On this project, Jeremiah Jae cedes production duties to L’Orange, who opts for noir-inspired, smoky atmosphere evocative of lounges lit so poorly that the stains don’t show. And Jeremiah Jae luxuriates in the setting, his lugubrious rapping unfurling downcast imagery while horns and piano faintly flicker, like lighthouses beckoning lost ships on the inky sea. L’Orange also issued an album-length collaboration with Kool Keith in 2015, making it something of a banner year for the artist.
Sylvan Esso & Flock of Dimes, AV Club Undercover split 7-inch
Sylvan Esso and Flock of Dimes may be two of the most underrated songwriting teams on the east coast. Underrated is a poor way of saying they deserve more attention, and someone at AV Club was certainly paying attention when they paired up the Durham duo with Jenn Wasner‘s (Wye Oak) Flock for their Undercover live series. Together they covered Gillian Welch’s “Everything Is Free” and Crowded House’s 1986 hit “Don’t Dream It’s Over”. The results were so good, Partisan Records decided to release the recordings on limited edition wax.
V/A, Catcher of the Fade
The roster here is staggering: Milo, Open Mike Eagle, Nick Diamonds, Busdriver, Kenny Segal, Nalepa. A gesture of regional solidarity from the mostly Angeleno figures, Catcher of the Fade assembles seemingly most of the indie-rappers worth watching closely in 2015. The four-track EP appeared over summer and endures as one of the year’s most rewarding freebies. As Blake Gillespie wrote back in August, “The Team Supreme production from Penthouse Penthouse, Promnite, Nalepa, and Great Dane uproots the historical context for an animated modern magnificence of warped, Alpha-Pup endorsed Low End Theorist progressions and codeine-dose r&b inflections.”

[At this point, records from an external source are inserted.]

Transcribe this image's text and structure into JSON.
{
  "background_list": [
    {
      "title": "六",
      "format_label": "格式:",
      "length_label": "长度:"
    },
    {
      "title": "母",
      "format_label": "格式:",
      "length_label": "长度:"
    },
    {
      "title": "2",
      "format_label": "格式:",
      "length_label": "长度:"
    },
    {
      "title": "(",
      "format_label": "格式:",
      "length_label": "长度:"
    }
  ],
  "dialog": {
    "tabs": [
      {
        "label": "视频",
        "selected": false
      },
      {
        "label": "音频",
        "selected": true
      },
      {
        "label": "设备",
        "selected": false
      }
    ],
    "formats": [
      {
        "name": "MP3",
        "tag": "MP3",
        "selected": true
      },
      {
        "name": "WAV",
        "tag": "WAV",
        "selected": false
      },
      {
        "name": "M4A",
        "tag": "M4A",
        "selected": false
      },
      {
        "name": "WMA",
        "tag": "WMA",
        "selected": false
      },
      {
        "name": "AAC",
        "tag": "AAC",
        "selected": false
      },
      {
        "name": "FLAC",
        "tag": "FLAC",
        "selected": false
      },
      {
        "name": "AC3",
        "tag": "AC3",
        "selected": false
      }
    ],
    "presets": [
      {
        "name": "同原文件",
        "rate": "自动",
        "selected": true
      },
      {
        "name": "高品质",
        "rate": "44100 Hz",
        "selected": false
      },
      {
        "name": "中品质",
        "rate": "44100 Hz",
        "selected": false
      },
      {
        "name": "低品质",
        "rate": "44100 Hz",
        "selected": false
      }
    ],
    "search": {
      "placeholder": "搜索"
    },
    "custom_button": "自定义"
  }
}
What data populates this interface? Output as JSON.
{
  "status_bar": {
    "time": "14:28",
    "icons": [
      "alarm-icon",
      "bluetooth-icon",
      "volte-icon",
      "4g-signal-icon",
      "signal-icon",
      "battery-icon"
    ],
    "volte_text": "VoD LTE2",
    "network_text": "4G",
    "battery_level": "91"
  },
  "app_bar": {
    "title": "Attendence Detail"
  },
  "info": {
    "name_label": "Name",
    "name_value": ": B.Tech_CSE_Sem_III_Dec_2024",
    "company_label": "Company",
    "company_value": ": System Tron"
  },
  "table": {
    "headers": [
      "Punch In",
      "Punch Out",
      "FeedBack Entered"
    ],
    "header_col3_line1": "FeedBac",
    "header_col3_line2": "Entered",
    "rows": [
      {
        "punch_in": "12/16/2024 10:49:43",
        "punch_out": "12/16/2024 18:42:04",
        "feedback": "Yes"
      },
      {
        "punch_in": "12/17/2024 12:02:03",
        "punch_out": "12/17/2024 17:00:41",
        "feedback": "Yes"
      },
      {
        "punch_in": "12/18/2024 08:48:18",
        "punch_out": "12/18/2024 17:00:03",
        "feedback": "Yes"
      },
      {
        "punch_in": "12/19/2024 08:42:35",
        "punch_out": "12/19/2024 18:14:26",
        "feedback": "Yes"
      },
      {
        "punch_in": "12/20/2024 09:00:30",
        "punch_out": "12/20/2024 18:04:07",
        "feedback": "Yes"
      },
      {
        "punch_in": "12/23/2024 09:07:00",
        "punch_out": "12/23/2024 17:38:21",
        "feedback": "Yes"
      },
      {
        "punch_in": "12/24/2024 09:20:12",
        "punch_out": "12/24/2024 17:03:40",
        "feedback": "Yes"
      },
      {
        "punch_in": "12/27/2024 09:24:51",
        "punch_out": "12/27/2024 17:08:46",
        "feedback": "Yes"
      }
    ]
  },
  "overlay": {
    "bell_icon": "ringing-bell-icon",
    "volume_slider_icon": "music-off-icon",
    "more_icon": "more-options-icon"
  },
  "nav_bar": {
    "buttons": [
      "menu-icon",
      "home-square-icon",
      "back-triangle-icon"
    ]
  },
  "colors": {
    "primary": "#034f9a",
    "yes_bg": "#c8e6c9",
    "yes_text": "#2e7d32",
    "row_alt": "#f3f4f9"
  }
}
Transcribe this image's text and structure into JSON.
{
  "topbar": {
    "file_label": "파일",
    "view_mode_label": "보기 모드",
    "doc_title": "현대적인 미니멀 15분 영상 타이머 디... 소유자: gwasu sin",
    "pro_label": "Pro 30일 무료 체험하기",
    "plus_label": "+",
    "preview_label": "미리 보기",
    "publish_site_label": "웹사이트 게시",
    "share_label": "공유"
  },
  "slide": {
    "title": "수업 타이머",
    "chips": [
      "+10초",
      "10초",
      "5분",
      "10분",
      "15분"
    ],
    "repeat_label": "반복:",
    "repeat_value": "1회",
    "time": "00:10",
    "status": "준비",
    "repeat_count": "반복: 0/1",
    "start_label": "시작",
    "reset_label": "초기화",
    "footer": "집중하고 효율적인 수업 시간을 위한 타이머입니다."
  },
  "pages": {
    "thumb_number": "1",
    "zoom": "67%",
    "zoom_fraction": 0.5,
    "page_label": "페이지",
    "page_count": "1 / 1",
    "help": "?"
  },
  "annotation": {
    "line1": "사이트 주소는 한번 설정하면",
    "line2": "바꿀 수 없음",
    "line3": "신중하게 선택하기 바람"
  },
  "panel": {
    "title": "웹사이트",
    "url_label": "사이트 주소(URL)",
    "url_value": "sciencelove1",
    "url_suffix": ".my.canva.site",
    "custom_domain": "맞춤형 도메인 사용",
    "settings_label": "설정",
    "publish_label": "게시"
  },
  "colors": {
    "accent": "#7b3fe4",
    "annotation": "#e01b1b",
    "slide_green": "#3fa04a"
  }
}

V/A, Community Records Compilation Vol. 5
New Orleans label Community Records emphasizes pop falling into shambles and punk glistening in hooks. Community Records Compilation Vol. 5 features twenty-four tracks along these lines. It begins with Woozy’s rousingly dynamic “Venom”, highlights the heaving riffs of favorites such as Ovlov, and celebrates students of indie such as Donavon Wolfington. Like the label’s catalog at large, the compilation is an appendix to the encyclopedia entry about history’s homespun pop groups whose songs defy the sum of their parts.